Imagine 2200 is interested in nurturing a world that uplifts us. Through multimedia storytelling, we aim to authentically represent people and cultures excluded from mainstream climate media, amplify their work, and ensure that everyone can see themselves in a better climate future.

This year, Imagine’s second, we recommit to those principles, and to the idea that stories carry in them the power to be part of building that better future.

This year’s stories emphasize collective dreaming and nurturing hope. They speak to food sovereignty, cooperation over competition, loving and caring for your elders, ecological restoration, and pursuing right relationships in all our natural, earthly systems.  

We need more art that encourages us to dream of the future we want and deserve. We need to imagine worlds that have upended the status quo of colonialism, extraction, and oppression. 

These are the types of stories I need to turn to when the pandemic is surging, or fascism is creeping in, or the climate crisis hits home. We need to use our imaginations to create depictions, dreams, and examples of the future we want. If we nurture our imagination in this way, and dial down the grimdark dystopia, we may find that there’s plenty to be hopeful about. 
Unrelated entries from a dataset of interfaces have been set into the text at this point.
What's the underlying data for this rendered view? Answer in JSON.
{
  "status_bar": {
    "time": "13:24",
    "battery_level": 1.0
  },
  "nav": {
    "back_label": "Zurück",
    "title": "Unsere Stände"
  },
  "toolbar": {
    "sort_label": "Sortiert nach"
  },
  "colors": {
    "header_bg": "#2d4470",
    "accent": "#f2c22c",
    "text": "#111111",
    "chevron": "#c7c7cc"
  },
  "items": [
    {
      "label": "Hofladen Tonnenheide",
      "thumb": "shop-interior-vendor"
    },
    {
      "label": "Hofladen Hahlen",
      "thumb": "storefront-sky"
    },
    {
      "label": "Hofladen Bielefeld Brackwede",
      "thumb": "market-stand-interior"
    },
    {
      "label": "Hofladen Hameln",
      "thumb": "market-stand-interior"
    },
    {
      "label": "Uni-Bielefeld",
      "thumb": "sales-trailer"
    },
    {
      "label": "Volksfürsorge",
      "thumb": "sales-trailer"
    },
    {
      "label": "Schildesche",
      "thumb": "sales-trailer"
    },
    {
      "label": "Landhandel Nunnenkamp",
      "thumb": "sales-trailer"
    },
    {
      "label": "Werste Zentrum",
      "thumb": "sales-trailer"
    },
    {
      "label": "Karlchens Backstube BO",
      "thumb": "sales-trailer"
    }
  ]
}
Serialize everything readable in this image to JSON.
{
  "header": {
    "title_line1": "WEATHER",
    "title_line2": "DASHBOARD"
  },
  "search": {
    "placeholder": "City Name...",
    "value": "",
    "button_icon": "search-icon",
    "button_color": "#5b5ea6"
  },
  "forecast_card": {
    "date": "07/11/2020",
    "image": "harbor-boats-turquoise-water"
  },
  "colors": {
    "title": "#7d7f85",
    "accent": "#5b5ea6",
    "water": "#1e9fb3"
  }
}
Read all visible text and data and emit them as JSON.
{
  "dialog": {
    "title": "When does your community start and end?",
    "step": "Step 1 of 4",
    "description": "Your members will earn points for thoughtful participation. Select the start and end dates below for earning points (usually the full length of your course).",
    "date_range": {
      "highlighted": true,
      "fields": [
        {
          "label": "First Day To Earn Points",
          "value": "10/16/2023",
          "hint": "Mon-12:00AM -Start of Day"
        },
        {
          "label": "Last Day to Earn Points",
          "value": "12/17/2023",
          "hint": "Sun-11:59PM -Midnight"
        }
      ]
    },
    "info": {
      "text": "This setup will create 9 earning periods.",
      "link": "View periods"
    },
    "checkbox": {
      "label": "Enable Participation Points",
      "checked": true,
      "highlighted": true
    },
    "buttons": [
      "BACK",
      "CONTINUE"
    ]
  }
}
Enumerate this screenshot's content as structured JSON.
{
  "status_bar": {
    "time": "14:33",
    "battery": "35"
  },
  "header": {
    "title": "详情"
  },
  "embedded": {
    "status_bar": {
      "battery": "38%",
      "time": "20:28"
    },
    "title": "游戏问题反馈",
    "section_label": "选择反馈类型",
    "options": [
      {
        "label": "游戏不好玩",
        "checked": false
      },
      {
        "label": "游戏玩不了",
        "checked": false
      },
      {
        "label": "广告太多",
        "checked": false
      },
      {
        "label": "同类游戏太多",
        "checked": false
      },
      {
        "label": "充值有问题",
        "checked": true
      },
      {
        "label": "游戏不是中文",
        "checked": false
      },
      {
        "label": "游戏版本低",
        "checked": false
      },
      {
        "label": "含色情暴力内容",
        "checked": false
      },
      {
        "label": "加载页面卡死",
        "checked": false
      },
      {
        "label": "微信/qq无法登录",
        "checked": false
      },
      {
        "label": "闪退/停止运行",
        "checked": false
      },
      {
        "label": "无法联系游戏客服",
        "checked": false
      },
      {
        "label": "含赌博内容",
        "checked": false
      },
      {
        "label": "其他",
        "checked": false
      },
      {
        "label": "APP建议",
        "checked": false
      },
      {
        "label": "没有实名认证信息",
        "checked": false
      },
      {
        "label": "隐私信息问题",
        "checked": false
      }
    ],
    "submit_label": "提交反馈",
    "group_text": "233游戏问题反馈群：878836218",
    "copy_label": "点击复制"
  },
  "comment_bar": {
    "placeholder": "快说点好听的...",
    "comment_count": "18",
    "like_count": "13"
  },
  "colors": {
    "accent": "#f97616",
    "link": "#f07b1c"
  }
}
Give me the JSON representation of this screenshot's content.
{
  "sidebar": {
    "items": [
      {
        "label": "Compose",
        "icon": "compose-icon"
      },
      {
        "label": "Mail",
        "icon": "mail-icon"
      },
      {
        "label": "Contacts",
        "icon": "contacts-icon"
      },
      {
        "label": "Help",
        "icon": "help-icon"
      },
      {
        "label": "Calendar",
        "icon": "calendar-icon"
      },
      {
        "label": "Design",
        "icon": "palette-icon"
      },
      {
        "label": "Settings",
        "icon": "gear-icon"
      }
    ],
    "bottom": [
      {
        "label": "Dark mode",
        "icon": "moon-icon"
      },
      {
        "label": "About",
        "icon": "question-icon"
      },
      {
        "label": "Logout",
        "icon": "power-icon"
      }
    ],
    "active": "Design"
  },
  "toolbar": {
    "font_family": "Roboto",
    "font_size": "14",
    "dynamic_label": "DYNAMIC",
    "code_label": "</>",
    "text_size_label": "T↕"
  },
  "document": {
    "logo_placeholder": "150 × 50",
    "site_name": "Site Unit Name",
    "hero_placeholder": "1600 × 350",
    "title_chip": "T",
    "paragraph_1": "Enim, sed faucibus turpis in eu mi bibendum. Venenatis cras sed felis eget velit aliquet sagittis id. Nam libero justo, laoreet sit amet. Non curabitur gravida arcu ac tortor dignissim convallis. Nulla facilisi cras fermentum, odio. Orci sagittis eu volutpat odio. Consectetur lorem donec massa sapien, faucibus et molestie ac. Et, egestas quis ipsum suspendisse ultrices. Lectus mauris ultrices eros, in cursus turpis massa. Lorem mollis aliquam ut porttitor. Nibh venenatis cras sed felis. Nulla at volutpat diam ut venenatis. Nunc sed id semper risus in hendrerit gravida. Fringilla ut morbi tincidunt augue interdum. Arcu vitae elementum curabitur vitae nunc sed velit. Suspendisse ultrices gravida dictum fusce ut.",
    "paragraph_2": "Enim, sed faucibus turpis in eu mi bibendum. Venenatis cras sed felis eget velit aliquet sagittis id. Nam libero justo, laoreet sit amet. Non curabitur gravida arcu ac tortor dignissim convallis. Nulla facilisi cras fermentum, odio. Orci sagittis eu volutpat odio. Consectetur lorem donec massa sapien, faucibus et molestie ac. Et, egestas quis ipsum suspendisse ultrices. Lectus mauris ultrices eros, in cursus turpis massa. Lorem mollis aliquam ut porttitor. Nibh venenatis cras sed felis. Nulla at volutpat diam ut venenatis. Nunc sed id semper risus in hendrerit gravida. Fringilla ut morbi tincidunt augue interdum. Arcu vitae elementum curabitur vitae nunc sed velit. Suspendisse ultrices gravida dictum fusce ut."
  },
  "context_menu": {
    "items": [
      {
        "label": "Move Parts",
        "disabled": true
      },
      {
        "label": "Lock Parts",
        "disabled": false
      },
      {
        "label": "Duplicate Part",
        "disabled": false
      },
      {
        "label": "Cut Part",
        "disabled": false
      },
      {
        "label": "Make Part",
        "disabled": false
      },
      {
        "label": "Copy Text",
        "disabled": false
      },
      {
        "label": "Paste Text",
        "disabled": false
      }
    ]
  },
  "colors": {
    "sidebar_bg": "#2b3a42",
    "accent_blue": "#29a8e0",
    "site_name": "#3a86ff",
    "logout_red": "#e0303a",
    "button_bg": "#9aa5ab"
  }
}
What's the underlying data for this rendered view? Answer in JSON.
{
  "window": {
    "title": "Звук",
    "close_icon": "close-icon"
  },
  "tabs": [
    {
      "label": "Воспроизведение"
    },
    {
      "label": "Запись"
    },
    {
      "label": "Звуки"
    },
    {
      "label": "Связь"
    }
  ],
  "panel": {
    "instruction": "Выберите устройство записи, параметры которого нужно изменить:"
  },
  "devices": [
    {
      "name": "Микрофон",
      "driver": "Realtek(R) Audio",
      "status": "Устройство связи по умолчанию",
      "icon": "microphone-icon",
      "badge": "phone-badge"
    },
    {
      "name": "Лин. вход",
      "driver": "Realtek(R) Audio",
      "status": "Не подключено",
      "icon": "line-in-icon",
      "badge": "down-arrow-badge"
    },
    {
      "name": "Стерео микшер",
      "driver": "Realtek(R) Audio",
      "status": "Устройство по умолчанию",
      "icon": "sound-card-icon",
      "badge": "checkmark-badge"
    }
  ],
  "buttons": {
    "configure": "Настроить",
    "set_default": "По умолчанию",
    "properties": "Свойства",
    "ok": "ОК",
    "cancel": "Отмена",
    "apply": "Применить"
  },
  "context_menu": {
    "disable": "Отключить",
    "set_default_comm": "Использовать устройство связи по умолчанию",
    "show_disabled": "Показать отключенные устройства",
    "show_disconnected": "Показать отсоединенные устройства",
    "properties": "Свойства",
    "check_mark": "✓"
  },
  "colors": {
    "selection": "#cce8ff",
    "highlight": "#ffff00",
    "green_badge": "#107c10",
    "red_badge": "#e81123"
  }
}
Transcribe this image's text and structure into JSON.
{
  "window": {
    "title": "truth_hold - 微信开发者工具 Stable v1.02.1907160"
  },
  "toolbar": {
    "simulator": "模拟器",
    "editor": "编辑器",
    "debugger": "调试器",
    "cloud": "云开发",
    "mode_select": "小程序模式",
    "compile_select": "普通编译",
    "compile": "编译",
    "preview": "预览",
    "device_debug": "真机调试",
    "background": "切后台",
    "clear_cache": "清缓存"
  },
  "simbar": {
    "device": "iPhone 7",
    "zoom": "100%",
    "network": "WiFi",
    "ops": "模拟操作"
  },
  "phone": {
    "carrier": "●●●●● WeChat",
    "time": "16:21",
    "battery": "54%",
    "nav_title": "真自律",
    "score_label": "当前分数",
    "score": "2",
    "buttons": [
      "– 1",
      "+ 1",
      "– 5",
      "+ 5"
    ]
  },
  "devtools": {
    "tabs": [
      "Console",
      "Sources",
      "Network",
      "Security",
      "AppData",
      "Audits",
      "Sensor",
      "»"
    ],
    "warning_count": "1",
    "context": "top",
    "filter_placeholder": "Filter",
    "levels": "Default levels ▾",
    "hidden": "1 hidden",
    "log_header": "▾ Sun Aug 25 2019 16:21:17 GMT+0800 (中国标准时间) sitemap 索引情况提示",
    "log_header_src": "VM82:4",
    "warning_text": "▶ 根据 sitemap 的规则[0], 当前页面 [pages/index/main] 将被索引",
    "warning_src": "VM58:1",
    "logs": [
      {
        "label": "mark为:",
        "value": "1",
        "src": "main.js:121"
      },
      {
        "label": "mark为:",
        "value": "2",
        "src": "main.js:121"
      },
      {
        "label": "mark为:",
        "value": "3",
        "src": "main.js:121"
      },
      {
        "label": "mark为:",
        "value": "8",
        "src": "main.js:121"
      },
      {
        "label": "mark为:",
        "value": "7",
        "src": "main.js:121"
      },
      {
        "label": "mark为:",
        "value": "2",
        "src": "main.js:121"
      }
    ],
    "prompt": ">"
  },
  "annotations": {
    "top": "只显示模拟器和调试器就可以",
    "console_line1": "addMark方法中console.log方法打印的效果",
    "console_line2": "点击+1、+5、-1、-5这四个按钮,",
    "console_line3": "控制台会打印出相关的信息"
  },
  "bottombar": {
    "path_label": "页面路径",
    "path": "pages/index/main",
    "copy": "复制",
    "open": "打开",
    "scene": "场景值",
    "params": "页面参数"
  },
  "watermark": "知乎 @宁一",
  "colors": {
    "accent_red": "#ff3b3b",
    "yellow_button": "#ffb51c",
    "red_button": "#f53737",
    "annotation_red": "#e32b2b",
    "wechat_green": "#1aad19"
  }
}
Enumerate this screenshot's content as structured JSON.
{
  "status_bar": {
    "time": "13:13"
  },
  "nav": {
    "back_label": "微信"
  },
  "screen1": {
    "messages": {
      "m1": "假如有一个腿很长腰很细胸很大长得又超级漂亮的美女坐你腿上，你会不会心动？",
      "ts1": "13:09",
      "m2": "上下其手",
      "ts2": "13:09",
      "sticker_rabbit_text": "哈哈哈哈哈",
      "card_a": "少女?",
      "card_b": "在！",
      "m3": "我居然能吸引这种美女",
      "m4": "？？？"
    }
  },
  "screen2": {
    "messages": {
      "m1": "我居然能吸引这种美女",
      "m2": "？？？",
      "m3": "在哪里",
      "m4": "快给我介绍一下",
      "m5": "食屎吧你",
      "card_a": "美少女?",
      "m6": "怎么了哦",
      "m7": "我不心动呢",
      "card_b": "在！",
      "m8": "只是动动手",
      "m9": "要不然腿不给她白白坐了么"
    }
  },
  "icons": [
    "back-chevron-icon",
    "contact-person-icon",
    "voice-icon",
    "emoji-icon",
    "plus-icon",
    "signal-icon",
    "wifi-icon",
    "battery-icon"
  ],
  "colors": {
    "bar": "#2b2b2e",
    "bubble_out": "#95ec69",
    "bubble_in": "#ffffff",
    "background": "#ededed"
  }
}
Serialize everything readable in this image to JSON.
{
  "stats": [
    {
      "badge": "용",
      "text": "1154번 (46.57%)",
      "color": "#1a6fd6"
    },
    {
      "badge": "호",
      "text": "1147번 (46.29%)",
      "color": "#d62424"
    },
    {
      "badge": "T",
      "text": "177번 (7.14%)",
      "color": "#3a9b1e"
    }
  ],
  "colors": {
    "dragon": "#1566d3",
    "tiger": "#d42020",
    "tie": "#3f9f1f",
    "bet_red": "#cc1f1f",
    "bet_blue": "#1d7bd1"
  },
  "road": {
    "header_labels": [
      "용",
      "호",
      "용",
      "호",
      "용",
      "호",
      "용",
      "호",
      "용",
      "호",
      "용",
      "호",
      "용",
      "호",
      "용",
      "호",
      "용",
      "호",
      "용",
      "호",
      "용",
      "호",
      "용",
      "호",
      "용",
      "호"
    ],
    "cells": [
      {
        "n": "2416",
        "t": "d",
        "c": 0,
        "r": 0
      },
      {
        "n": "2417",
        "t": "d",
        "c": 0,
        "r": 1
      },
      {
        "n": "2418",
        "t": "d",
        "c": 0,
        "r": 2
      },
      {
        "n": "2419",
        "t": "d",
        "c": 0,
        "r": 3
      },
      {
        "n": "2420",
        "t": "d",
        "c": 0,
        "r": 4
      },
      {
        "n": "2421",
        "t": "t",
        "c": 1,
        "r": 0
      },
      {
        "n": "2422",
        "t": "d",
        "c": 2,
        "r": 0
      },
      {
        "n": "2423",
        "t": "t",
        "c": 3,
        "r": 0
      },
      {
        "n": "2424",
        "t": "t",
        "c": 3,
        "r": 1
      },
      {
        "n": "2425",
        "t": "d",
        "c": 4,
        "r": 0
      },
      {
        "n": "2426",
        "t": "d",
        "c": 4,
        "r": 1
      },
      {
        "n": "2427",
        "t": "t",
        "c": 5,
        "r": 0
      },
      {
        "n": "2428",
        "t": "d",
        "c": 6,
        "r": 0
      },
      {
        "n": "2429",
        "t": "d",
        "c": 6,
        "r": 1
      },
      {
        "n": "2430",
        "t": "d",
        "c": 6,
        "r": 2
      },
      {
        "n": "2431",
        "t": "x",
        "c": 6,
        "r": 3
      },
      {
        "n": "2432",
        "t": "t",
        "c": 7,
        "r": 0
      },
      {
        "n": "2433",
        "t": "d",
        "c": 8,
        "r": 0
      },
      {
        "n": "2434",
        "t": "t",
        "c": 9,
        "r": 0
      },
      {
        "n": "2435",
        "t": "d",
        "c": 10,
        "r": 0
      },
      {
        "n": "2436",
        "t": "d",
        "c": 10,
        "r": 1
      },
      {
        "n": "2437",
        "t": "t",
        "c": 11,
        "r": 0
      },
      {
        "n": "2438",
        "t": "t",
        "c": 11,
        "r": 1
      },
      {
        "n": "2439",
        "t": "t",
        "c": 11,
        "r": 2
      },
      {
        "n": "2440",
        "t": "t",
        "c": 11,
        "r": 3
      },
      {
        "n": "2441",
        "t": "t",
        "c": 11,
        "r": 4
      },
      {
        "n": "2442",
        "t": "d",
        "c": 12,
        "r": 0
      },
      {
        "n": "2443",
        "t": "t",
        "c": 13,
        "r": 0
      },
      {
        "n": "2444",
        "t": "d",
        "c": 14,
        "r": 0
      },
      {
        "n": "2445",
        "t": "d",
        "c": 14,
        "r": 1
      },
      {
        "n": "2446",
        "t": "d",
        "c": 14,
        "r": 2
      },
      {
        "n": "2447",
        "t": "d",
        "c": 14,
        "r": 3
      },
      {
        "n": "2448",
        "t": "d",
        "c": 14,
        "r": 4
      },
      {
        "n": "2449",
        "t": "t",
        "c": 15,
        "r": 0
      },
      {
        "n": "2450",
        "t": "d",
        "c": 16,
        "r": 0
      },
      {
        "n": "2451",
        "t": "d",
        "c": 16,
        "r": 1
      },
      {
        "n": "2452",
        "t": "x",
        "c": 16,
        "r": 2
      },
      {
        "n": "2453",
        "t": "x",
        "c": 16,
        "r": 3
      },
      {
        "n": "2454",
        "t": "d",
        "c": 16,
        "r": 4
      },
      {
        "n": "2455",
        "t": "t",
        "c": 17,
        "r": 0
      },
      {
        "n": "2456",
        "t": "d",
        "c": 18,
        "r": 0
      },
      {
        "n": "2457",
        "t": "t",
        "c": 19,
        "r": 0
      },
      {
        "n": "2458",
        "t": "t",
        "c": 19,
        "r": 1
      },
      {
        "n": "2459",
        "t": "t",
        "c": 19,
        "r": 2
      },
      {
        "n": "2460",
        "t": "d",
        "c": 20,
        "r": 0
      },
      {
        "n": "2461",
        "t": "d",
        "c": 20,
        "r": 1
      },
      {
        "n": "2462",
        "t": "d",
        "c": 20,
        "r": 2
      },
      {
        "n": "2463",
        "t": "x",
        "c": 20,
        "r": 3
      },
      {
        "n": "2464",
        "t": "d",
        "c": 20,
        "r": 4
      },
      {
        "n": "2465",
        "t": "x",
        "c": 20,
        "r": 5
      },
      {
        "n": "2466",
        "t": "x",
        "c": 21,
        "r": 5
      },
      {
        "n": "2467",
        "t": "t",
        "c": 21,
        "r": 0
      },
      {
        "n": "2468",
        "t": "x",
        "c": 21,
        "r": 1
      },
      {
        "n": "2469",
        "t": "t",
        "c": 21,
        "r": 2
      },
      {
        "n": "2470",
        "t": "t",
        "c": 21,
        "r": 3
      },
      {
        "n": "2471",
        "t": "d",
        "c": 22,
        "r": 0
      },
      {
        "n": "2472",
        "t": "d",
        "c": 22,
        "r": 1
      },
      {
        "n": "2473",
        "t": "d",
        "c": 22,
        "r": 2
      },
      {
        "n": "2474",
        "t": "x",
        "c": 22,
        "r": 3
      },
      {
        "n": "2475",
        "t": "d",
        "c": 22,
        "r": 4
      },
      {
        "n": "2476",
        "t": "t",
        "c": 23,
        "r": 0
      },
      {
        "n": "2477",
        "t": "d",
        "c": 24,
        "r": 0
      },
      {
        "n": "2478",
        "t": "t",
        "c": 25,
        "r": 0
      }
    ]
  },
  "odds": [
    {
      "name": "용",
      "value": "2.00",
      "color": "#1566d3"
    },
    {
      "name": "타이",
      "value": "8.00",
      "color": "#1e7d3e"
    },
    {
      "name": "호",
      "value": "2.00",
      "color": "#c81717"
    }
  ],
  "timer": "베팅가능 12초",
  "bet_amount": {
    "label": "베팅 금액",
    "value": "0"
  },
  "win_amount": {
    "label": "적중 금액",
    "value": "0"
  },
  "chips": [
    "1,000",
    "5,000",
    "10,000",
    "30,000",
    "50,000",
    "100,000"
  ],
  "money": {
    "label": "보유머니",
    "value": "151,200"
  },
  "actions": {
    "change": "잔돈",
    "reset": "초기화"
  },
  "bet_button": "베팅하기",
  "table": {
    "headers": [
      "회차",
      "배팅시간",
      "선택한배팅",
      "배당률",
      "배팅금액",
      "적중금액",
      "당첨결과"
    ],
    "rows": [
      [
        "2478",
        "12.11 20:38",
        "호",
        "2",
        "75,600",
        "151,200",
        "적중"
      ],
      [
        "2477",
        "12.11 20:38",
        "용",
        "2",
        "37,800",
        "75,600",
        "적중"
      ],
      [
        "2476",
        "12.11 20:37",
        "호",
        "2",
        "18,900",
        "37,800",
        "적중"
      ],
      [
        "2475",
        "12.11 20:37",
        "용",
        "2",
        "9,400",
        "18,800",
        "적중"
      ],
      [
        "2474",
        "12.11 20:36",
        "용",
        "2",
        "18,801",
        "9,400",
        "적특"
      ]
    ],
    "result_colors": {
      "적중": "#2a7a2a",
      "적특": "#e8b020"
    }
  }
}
Reading the three winners and nine runners-up published in the 2022 Imagine collection, you’ll find fiction that imagines futures free from the clutches of colonialism. Stories that envision a world where people of all cultures can live in harmony with nature, rather than one in which people view themselves separate from nature and try to exert control over it. And explore futures free from the clutches of colonialism, rather than ones where people exert control over each other. This is how we decolonize our stories and imagination. This is how we discover hope when the world seems hopeless. 

Choose hope. Choose justice. Choose and center frontline folk and their solutions. Because we are what we nurture.


Read the winning stories from the 2022 Imagine 2200 contest: